There are decisions in life that can change everything. These are not decisions to be taken lightly and require thought, planning, and – most of all – support.
For a strictly-Orthodox person, choosing to leave their community and follow a path that is contrary to all they have known before is one such decision.
The number of young adults leaving strictly-Orthodox communities is rising,
even though those who choose to leave – so-called Yotzim – face severe consequences: exclusion from their family, extreme isolation, dire financial stress, homelessness, unemployment and, for some, even clinical depression.
Since 1991, a non-profit organisation, Hillel – The Right To Choose, has helped thousands of Yotzim manage this transition successfully – finishing their studies, finding housing and employment, completing army or national service and integrating into broader Israeli society.
Hillel has branches in Jerusalem, Tel Aviv and Haifa, and the support offered includes transitional housing, HaBayit shel Hillel (Hillel’s Home) Emergency Shelter, a single mothers’ programme, and dedicated staff and volunteers serving around 1,200 clients, aged 18 to 35, each year.

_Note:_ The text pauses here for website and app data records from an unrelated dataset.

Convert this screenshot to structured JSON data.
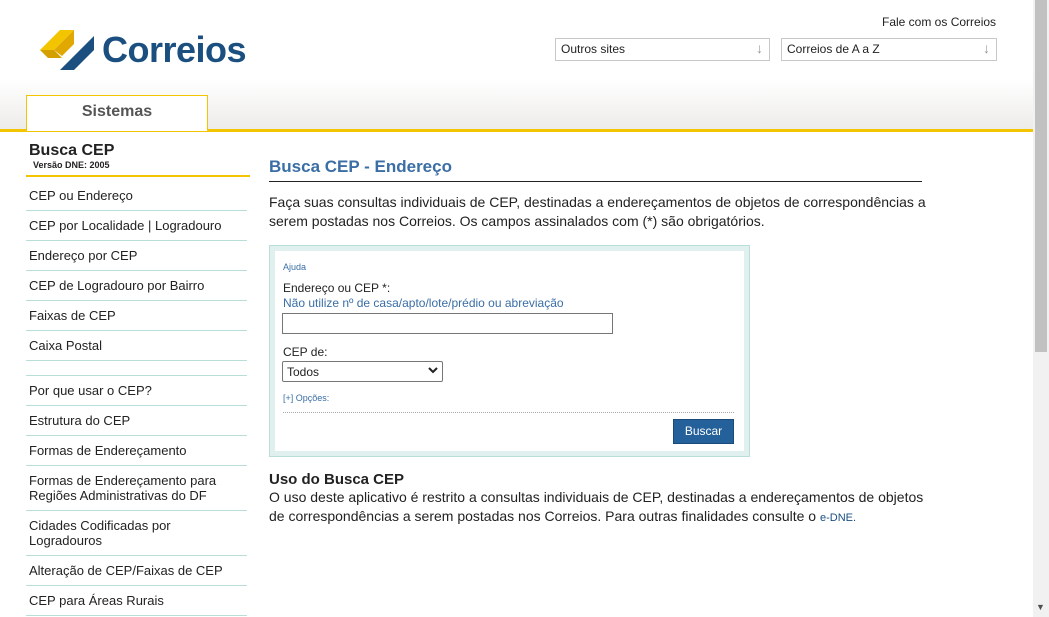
{
  "header": {
    "logo_text": "Correios",
    "fale_link": "Fale com os Correios",
    "dropdown1": "Outros sites",
    "dropdown2": "Correios de A a Z",
    "tab": "Sistemas"
  },
  "sidebar": {
    "title": "Busca CEP",
    "version": "Versão DNE: 2005",
    "items": [
      {
        "label": "CEP ou Endereço"
      },
      {
        "label": "CEP por Localidade | Logradouro"
      },
      {
        "label": "Endereço por CEP"
      },
      {
        "label": "CEP de Logradouro por Bairro"
      },
      {
        "label": "Faixas de CEP"
      },
      {
        "label": "Caixa Postal"
      },
      {
        "label": ""
      },
      {
        "label": "Por que usar o CEP?"
      },
      {
        "label": "Estrutura do CEP"
      },
      {
        "label": "Formas de Endereçamento"
      },
      {
        "label": "Formas de Endereçamento para Regiões Administrativas do DF"
      },
      {
        "label": "Cidades Codificadas por Logradouros"
      },
      {
        "label": "Alteração de CEP/Faixas de CEP"
      },
      {
        "label": "CEP para Áreas Rurais"
      }
    ]
  },
  "main": {
    "title": "Busca CEP - Endereço",
    "intro": "Faça suas consultas individuais de CEP, destinadas a endereçamentos de objetos de correspondências a serem postadas nos Correios. Os campos assinalados com (*) são obrigatórios.",
    "form": {
      "help_link": "Ajuda",
      "address_label": "Endereço ou CEP *:",
      "address_hint": "Não utilize nº de casa/apto/lote/prédio ou abreviação",
      "address_value": "",
      "cep_label": "CEP de:",
      "cep_selected": "Todos",
      "options_link": "[+] Opções:",
      "search_button": "Buscar"
    },
    "usage_title": "Uso do Busca CEP",
    "usage_text": "O uso deste aplicativo é restrito a consultas individuais de CEP, destinadas a endereçamentos de objetos de correspondências a serem postadas nos Correios. Para outras finalidades consulte o",
    "usage_link": "e-DNE."
  },
  "colors": {
    "brand_blue": "#1a4f80",
    "brand_yellow": "#f2c500",
    "link_blue": "#3a6ea5",
    "button_blue": "#24609a"
  },
  "icons": {
    "logo": "correios-logo-icon",
    "dropdown": "arrow-down-icon",
    "select": "chevron-down-icon"
  }
}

“We are dealing with young people who have made a very intense choice to literally start from scratch,” says Avi Neuman, the organisation’s resource development director.

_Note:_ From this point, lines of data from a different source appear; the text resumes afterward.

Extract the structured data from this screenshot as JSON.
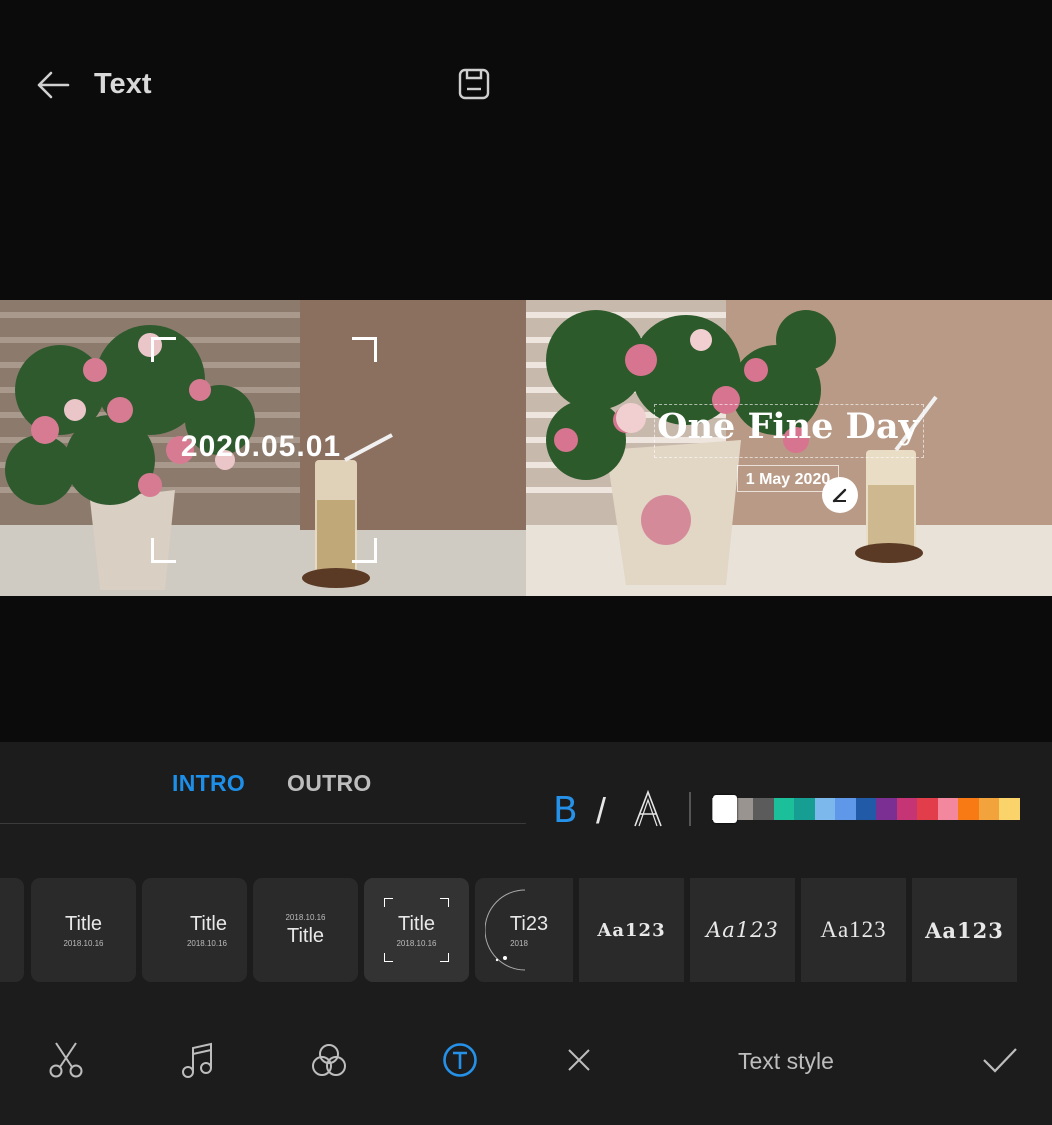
{
  "header": {
    "title": "Text",
    "back_icon": "arrow-left-icon",
    "save_icon": "save-icon"
  },
  "previews": {
    "left": {
      "caption": "2020.05.01"
    },
    "right": {
      "title": "One Fine Day",
      "subtitle": "1 May 2020",
      "edit_icon": "edit-pen-icon"
    }
  },
  "tabs": [
    {
      "label": "INTRO",
      "active": true
    },
    {
      "label": "OUTRO",
      "active": false
    }
  ],
  "format": {
    "bold_label": "B",
    "italic_label": "/",
    "outline_label": "A"
  },
  "palette": [
    "#ffffff",
    "#9a9490",
    "#5b5b5b",
    "#1bbf9a",
    "#169e92",
    "#7db8ec",
    "#5f98e8",
    "#215aa6",
    "#7b2f93",
    "#c53474",
    "#e23d4b",
    "#f2879e",
    "#f77a14",
    "#f2a33b",
    "#fbd36b"
  ],
  "templates": [
    {
      "title": "Title",
      "date": "2018.10.16"
    },
    {
      "title": "Title",
      "date": "2018.10.16"
    },
    {
      "title": "Title",
      "date": "2018.10.16"
    },
    {
      "title": "Title",
      "date": "2018.10.16",
      "selected": true
    },
    {
      "title": "Ti23",
      "date": "2018"
    }
  ],
  "fonts": [
    "Aa123",
    "Aa123",
    "Aa123",
    "Aa123"
  ],
  "bottom_nav": {
    "icons": [
      "scissors-icon",
      "music-note-icon",
      "filter-circles-icon",
      "text-icon"
    ],
    "close_icon": "close-icon",
    "label": "Text style",
    "confirm_icon": "check-icon"
  }
}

“It takes a lot of strength, but also resources, to start a new life. These are capable people who are very driven and want to succeed – but they need personal support, a place to live, and help to learn the skills that will allow them to begin again.”
Hillel started in 1991 as a volunteer organisation. By 2013, it had seven paid employees and, today, has a professional staff of 29.
In recent years, Hillel has succeeded in raising awareness of Yotzim with the Israeli Government and welfare agencies. In 2015, it partnered with the Ministry of Welfare for the provision of crisis intervention, which includes its emergency shelter and transitional housing services.
“We are the only organisation in Israel providing direct services on this scale for this population, and we’re proud to be making a real difference in people’s lives,” says Avi.
“Our programmes are diverse and often go over and above what the state can provide. For example, our shelter facility can offer automatic intake to Yotzim at risk, without proof of six months’ homelessness.But our biggest future challenge is how to continue to develop and meet the escalating demand for support like this.”